Investors have long pressured management to shed its newspaper division and instead focus on the company's lucrative Kaplan educational unit, as well as its healthier television and cable TV holdings, Post-Newsweek Stations and Cable ONE.
Still, Washington Post stock has risen nearly two-thirds in the last 12 months, gaining $8.75, or 1.6%, on Monday to close at $568.70. News of the sale, which came after the markets closed, drove the stock up an additional 5% in after-hours trading.
Because he holds a supermajority of the stock, Graham alone was able to determine the company's fate.
The sale includes a handful of small publications, including the Fairfax County Times, but not Slate.com or Foreign Policy magazine. It comes amid widespread upheaval in the newspaper industry.
In June, Rupert Murdoch's News Corp. spun off its newspapers, including the Wall Street Journal. Last month Tribune Co. said it would follow suit, separating its eight dailies, including the Los Angeles Times and the Chicago Tribune, from its other interests. Time Warner Inc., meanwhile, plans to unload its struggling magazine division, which includes Time magazine.
The Post deal is the third media transaction in as many days involving major brand names.
On Saturday, New York Times Co. said it would sell the Boston Globe to John Henry, owner of the Boston Red Sox, for $70 million, a fraction of the $1.1 billion the Times paid for the paper two decades ago. Also on Saturday, digital news company IBT Media said it would acquire Newsweek, which now publishes only online.
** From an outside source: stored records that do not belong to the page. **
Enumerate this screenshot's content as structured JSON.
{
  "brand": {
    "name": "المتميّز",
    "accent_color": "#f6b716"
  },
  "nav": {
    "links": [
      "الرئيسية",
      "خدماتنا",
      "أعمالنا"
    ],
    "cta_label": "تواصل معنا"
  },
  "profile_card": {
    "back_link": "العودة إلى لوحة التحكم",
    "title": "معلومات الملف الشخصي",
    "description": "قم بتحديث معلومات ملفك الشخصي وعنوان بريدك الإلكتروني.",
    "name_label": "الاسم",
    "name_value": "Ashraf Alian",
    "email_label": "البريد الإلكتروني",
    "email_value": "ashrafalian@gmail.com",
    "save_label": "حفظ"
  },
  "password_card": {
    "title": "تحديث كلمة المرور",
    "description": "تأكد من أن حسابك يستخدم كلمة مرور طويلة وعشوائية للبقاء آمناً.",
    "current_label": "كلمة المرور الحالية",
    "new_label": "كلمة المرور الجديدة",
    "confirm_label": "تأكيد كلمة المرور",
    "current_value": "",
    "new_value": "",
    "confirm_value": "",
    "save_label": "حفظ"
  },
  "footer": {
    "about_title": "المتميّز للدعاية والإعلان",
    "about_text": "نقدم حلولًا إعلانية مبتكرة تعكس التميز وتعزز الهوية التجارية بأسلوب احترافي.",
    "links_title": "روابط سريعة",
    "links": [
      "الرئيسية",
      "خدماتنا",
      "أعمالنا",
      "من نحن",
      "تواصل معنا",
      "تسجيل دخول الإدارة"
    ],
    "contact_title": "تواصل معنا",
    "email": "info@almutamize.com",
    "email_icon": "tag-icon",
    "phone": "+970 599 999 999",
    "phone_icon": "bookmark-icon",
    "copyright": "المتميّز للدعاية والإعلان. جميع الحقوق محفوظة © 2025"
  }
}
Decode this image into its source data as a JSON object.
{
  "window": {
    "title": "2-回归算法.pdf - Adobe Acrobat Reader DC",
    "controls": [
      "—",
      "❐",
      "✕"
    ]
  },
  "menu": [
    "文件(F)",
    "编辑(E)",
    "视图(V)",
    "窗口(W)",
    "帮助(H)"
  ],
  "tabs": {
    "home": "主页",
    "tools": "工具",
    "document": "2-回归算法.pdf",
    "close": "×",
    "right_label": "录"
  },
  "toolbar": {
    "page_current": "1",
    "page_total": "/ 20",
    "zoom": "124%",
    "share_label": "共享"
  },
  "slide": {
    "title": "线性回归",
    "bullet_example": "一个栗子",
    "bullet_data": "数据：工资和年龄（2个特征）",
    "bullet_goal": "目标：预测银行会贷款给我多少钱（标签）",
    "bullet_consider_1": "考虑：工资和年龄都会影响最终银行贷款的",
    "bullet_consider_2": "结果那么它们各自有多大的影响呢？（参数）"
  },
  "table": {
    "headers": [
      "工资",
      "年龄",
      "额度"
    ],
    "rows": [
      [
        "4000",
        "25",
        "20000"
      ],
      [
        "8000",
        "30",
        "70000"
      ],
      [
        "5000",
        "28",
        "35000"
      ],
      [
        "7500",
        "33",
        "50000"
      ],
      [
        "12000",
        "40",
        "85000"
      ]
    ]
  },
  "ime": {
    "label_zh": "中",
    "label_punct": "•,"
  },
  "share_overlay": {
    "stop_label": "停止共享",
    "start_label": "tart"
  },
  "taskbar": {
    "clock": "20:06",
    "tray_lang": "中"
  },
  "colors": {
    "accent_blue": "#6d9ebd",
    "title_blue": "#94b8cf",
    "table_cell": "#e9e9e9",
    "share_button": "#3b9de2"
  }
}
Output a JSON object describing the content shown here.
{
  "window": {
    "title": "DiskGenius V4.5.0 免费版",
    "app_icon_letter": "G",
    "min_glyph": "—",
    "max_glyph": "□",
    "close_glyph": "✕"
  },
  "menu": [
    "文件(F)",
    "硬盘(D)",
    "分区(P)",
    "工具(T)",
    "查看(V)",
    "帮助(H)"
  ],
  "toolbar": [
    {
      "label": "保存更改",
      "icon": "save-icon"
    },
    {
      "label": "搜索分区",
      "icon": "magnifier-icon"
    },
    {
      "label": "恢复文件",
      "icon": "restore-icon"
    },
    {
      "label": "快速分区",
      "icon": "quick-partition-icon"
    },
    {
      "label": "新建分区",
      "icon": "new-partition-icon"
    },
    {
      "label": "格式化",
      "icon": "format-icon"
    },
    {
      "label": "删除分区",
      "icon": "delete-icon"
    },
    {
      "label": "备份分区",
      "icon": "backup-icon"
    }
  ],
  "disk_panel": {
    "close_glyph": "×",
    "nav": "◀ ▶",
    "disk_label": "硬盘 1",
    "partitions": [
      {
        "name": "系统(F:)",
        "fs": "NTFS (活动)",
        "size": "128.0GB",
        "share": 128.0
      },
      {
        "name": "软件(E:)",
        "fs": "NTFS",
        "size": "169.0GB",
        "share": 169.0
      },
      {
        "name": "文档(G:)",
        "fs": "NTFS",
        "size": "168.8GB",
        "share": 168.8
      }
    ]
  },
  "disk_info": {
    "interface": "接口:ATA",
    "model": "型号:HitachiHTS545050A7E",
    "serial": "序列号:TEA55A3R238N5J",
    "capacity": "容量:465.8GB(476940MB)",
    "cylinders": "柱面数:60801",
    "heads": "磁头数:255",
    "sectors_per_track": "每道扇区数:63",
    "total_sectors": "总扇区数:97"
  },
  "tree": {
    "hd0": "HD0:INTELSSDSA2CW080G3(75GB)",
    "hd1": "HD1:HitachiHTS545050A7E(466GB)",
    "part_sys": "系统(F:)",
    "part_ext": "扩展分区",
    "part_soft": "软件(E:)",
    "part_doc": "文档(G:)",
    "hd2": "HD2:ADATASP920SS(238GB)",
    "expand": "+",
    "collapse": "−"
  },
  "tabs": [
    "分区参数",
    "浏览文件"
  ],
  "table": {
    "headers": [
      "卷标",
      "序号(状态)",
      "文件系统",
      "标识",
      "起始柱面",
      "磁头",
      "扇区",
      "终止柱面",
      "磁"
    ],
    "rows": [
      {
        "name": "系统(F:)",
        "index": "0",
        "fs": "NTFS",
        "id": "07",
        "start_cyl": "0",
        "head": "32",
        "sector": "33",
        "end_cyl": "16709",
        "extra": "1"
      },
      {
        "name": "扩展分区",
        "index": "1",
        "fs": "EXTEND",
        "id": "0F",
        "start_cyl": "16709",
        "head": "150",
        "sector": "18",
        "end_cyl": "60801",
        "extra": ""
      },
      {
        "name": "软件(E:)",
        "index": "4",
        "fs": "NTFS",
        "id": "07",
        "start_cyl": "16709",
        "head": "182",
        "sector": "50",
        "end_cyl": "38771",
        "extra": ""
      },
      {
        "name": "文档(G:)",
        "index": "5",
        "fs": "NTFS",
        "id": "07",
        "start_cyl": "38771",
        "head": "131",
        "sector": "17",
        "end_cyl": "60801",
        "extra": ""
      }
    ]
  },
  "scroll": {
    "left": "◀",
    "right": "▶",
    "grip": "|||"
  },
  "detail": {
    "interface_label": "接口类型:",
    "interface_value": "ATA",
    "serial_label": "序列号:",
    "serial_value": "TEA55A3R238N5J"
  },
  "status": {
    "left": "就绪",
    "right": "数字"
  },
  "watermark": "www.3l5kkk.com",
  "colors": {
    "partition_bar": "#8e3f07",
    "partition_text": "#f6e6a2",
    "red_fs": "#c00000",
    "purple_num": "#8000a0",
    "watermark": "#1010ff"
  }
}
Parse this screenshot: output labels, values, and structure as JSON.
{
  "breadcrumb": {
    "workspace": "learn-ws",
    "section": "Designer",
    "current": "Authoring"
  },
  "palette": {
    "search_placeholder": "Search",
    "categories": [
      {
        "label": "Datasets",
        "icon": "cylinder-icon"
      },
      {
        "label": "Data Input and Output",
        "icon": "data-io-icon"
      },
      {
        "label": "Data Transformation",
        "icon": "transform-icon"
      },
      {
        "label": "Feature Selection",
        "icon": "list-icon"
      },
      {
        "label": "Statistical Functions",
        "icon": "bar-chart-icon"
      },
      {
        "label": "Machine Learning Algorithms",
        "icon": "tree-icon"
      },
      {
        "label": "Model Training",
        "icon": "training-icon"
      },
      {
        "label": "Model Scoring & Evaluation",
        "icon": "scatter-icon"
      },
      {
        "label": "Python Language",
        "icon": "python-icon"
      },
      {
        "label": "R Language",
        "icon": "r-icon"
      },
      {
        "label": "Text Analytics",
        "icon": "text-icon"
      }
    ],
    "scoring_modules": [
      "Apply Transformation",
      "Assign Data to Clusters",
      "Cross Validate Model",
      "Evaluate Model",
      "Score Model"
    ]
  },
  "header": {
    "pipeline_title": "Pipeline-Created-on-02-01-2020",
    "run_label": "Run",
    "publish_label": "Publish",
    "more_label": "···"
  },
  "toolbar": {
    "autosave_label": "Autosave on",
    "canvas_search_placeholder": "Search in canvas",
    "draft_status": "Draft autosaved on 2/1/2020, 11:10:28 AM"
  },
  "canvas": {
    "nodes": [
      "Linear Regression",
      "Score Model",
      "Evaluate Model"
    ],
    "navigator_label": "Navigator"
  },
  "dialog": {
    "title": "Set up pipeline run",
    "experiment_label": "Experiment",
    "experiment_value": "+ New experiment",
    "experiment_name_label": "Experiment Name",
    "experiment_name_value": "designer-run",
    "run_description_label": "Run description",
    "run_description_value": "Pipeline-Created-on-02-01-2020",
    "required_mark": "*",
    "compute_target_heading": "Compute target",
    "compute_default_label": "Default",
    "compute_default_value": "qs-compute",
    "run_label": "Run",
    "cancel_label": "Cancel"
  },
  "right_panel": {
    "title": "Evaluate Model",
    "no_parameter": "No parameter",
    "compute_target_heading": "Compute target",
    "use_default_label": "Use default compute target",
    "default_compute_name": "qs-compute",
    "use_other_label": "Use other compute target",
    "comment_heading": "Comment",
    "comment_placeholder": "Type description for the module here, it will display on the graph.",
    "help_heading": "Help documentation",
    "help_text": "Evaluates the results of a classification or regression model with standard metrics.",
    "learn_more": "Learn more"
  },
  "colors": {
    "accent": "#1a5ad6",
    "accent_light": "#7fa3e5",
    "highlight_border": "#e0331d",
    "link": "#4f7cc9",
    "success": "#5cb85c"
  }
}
"The newspaper business is going through a restructuring," said Jay Rosen, a professor of journalism at New York University. "Fundamentally different types of ownership will be required."